I sing soprano in a chorus. I know what you’re thinking: What does that have to do with random dudes popping into Twitter threads and Not-All-Menning women’s experiences with misogyny? Hear me out, I have a point and I will make it.
So our chorus has anywhere from 80 to probably 120 voices. We sing an eclectic mixture of music: great choral masterworks, Broadway hits, African American spirituals, commissioned arrangements of Prince songs, you name it. We’re pretty good. We sing with the symphony orchestra several times per year, and we produce our own concerts. Our Chamber Chorus has done some really exciting smaller gigs. We’re going on tour to Italy this summer.

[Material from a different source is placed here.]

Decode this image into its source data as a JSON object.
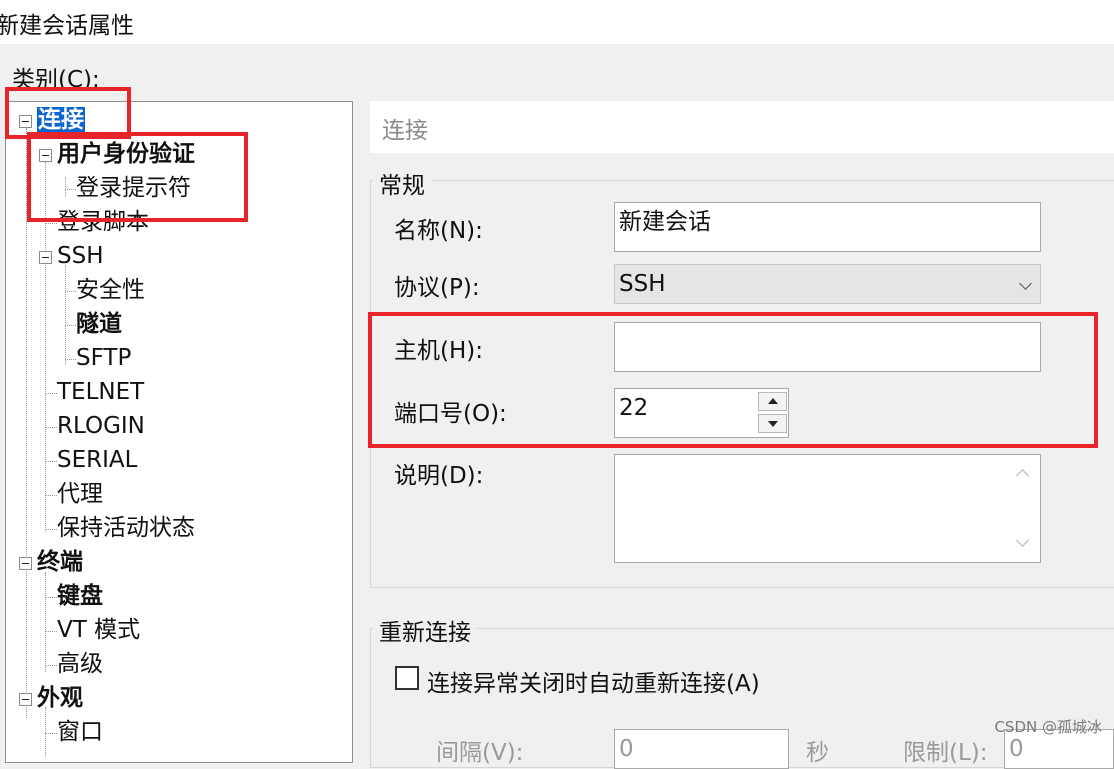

(Some of us are, anyway. Some of us have three kids and can’t take a 10-day trip away from them, but that’s another story. Waah I don’t get to go to Venice.)
But we sometimes struggle with pitch problems, especially in the soprano section. It’s the most noticeable in the soprano section, because we are on the top of the musical texture. We stick out. Your ear will naturally gravitate to the highest pitch, and if it’s off, it ruins the whole sound.
In fact, it only takes a few sopranos singing under pitch to throw off the whole section.
Our director, a PhD in choral music, a woman of great fortitude and intelligence (and a frighteningly keen ear), does her best to help us when this happens. She gives us exercises and targeted warm-ups and calls us on our flatness when she hears it. But ultimately, we know that we are responsible for singing on pitch.
For some particularly challenging pieces, we have gone rehearsal after rehearsal with consistent pitch problems. We can hear her frustration building. She does not have time to spend a 2.5-hour rehearsal fixing our pitch problems. She has the entire Requiem (or whatever) to prepare, and three other sections who need attention.
So at some point in the process her helpful suggestions morph into “Sopranos, you are flat. Fix it. If you’re wondering whether it’s you, it’s you. Help your neighbor.”
Now, do some of us quail at her terseness and worry whether we are the ones who are ruining everything? Certainly.
Do some of us worry that a few flat-singers are sucking us down with them into a pit of flatness out of which it is difficult, nay, impossible, to drag yourself? You better believe it.
Do any of us stand up and say “I’m not singing flat! I have perfect pitch! Not All SopranosTM!!”? Or worse still, “You’re deluded! We’re not flat, your ear is off!”
That would be the height of rudeness. It would be a waste of everyone’s valuable time. It would mark you as someone who values your own comfort above the good of the group.
It would not help us make better music together.
If it happened repeatedly, you would be asked to leave, because nobody has time for that nonsense.
(Besides, she is already aware of the two sopranos who do have perfect pitch, and she has asked them to sit in the back and sing real loud.)
Now I realize this is not a perfect metaphor. The sopranos do not have a longstanding, well-documented history of sexual assault and oppression of the other sections, at least not in my chorus. The tenors walk safely in our presence, however tight their pants.
Although there are a few stereotypes about sopranos, for those of you not part of the choral world. We’re a dime a dozen; we’re spoiled, emotional divas; we can’t read music; we can’t count. Hahaha, so funny. Except there is a kernel of truth to be had there. We are used to getting the melody, which is often easier for your eye to pick out on the page and easier to sing. Confession time: that has made me a little sloppy sometimes. And my sight-singing is not what it could be.
So, whatever. Go ahead. Laugh it up. Maybe Soprano Privilege is a little bit of a Thing. I’m singing soprano 2 these days anyway, which is harder.
So gentlemen. My dudes. My bros. Please. I’m asking nicely, for the last time. The next time a woman shares an opinion about male behavior rooted in her own experience, however generalized it may seem, before you slip into her mentions with a Not All Men response, ask yourself: was she really talking about you? Are you the one singing flat, or is it your neighbor who needs a nudge? Do you really need to stop the rehearsal and school her with your manly wisdom?
If you give yourself time and space to think about it, you may find it preferable to sit back and let us all get back to the business of trying to make better music together.
I leave you with Movement 4 of the Brahms Requiem, “How Lovely is Thy Dwelling Place,” one of the most beautiful pieces of music ever written. My chorus gets to sing this Requiem (the best Requiem, written by my boyfriend, Johannes) in its entirety again in November, yay! I encourage you to seek out and listen to the rest of the work if you enjoy.